* **Exercise instructions**:
Give the number of lines in the material below that contain the word "custom", and nothing else.

======== Exercise inputs ========

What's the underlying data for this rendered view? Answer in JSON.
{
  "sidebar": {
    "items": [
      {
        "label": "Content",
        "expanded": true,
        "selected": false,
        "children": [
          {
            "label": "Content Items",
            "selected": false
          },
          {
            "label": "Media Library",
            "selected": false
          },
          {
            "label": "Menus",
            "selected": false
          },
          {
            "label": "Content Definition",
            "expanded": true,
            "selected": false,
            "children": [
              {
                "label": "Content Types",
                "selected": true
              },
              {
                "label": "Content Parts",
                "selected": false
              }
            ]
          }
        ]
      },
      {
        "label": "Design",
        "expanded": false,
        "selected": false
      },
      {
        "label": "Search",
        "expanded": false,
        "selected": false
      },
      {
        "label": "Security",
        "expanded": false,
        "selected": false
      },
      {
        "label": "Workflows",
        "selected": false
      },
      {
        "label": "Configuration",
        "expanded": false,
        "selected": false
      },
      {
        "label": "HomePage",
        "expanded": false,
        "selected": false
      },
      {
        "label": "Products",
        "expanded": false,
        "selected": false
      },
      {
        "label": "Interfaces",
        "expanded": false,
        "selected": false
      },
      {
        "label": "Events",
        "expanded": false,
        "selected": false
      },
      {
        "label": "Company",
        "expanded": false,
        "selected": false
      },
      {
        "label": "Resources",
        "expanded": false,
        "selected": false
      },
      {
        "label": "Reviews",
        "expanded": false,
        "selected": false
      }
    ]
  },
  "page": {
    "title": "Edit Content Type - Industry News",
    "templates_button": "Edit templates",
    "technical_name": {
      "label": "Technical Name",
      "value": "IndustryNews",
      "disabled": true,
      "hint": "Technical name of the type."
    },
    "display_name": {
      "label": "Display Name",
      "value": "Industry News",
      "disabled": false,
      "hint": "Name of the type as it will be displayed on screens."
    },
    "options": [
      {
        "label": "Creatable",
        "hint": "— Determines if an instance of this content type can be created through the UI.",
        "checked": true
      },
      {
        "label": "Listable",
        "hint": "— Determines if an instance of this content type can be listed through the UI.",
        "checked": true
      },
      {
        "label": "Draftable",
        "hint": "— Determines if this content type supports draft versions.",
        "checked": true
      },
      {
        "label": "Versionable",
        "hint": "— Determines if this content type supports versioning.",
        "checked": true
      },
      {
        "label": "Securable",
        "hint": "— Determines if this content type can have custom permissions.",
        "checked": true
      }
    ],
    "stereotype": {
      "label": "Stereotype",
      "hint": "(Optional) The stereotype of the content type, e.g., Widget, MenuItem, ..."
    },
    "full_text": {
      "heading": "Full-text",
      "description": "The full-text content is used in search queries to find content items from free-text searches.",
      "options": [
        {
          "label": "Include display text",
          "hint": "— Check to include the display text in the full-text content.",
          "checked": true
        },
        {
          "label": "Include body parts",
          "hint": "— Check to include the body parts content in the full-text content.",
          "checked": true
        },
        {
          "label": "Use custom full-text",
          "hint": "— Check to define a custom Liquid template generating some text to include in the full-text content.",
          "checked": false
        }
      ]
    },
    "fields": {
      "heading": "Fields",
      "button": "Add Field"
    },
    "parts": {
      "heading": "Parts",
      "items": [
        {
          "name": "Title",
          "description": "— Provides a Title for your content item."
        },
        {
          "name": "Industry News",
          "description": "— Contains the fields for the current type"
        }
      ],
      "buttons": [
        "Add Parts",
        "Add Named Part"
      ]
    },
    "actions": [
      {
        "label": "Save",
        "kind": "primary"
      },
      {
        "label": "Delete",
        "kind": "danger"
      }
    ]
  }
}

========

* **Written response**:
3